Dyeing your hair for a movie comes with its pitfalls, according to January Jones. “I have been every color, and now my hair is falling out in clumps,” Jones said of the production process for her new movie, Sweetwater. “I’ve been blonde, red with extensions for this film, then blonde, then black, and now blonde again. I’m going to have to shave it off and wear a wig.” [Us]

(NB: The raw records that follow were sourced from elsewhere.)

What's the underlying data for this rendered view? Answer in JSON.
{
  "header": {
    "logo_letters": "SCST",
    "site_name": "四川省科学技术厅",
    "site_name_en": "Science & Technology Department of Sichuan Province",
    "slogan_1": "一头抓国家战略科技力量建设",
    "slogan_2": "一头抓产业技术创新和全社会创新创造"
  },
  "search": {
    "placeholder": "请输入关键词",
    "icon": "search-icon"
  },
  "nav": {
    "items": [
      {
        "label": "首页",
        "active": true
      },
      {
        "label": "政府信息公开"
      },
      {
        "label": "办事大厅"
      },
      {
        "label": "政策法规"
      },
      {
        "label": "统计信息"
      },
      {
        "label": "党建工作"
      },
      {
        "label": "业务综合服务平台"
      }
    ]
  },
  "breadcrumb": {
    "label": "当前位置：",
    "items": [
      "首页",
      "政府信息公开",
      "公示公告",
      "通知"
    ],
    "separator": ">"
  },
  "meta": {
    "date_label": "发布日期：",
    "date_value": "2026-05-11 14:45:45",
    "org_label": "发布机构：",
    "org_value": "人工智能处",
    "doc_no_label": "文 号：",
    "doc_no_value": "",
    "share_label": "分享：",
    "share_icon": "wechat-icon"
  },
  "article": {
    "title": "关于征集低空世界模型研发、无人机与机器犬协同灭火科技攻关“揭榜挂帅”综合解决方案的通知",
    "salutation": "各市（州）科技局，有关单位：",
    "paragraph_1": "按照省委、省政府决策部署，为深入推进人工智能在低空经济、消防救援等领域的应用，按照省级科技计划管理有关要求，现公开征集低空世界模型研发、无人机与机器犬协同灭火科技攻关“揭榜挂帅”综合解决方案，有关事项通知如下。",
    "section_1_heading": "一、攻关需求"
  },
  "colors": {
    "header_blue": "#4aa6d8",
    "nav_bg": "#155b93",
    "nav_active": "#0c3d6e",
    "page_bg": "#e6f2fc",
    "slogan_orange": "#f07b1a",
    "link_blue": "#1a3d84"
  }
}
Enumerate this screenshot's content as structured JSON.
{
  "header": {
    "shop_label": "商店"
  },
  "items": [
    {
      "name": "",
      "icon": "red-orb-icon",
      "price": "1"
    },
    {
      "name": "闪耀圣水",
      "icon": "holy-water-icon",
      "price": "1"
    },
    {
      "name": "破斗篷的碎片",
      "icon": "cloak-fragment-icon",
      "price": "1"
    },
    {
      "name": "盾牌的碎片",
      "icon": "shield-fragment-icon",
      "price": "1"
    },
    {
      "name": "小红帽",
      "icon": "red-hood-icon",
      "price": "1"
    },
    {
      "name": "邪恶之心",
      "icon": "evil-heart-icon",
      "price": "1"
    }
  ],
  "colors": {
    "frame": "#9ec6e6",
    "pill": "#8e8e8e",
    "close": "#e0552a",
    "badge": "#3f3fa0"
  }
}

After forty-five years, Mia Farrow has set the record straight about her famous pixie cut in Rosemary’s Baby. In a letter to The New York Times, which published a piece about the famous cut, giving credit for it to Vidal Sassoon, as has been customary since Paramount Pictures released promotional photos of Sassoon shearing Ms. Farrow on set in 1968, the actress wrote: “I had literally cut it myself earlier that year—with a pair of fingernail scissors—while working on the Peyton Place TV series at Fox Studios. This was long before I ever heard of Vidal Sassoon. My then-boyfriend, Frank Sinatra, loved the cut, and so I kept it short. I purchased some hair scissors; then, as now, I cut it myself. I intend no disrespect to Mr. Sassoon, but he had nothing to do with my haircut.” Farrow then signed the letter, “Your invaluable sleuth of hair history.” [NYT]

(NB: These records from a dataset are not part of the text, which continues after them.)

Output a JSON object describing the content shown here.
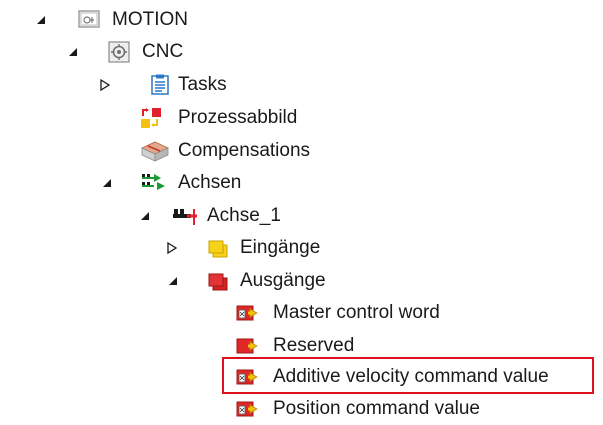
{
  "tree": {
    "motion": {
      "label": "MOTION",
      "icon": "motion-icon"
    },
    "cnc": {
      "label": "CNC",
      "icon": "cnc-icon"
    },
    "tasks": {
      "label": "Tasks",
      "icon": "tasks-icon"
    },
    "prozessabbild": {
      "label": "Prozessabbild",
      "icon": "process-image-icon"
    },
    "compensations": {
      "label": "Compensations",
      "icon": "compensations-icon"
    },
    "achsen": {
      "label": "Achsen",
      "icon": "axes-icon"
    },
    "achse1": {
      "label": "Achse_1",
      "icon": "axis-icon"
    },
    "eingaenge": {
      "label": "Eingänge",
      "icon": "inputs-icon"
    },
    "ausgaenge": {
      "label": "Ausgänge",
      "icon": "outputs-icon"
    },
    "master_control_word": {
      "label": "Master control word",
      "icon": "output-variable-icon"
    },
    "reserved": {
      "label": "Reserved",
      "icon": "output-variable-icon"
    },
    "additive_velocity": {
      "label": "Additive velocity command value",
      "icon": "output-variable-linked-icon",
      "highlighted": true
    },
    "position_command": {
      "label": "Position command value",
      "icon": "output-variable-linked-icon"
    }
  },
  "colors": {
    "highlight": "#e0101e",
    "text": "#1a1a1a"
  }
}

In other pixie news, Rihanna has gone short. Again. Also on repeat: her once-beloved red hair color. [Hollywood Life]

Photo: Max B. Miller/ Fotos International /Getty Images